= Directions =
Looking at the entries below, state how many lines contain the word "title". Give the number alone.

(Records from a data collection)
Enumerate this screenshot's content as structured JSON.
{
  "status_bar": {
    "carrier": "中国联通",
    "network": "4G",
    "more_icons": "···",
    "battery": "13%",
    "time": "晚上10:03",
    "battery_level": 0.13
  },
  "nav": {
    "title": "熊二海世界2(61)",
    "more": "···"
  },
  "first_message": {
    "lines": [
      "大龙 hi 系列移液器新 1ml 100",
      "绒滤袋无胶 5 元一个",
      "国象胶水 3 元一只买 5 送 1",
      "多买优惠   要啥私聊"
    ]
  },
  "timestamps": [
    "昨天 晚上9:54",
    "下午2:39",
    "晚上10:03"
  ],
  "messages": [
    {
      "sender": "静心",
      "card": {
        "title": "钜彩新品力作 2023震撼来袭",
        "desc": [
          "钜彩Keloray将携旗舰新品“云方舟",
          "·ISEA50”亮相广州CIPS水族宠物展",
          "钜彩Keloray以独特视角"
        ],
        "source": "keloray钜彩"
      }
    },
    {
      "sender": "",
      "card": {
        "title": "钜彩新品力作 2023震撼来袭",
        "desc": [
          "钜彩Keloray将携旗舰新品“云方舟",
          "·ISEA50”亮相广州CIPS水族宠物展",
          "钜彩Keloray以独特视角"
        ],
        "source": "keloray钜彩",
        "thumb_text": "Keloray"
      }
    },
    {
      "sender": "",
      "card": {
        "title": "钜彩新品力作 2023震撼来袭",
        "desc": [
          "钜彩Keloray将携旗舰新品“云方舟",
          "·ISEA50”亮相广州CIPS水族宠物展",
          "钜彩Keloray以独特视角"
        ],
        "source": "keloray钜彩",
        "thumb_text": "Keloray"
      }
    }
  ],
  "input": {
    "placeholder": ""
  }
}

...

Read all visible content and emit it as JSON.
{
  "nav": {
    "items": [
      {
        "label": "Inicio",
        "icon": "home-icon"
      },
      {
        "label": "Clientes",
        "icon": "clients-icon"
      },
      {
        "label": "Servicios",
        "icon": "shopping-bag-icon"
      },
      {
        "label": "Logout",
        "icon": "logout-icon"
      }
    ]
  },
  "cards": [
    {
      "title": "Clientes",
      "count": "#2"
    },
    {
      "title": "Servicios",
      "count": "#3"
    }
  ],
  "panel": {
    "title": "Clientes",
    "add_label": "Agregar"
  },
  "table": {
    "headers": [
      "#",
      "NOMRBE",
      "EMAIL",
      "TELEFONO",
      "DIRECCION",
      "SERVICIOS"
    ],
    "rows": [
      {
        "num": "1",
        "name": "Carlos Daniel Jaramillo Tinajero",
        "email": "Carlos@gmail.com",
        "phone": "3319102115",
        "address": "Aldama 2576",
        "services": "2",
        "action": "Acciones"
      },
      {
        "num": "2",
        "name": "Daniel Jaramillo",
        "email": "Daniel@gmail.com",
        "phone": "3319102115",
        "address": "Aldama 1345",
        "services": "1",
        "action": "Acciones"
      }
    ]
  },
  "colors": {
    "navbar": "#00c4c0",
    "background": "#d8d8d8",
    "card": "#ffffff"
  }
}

= Task output =
7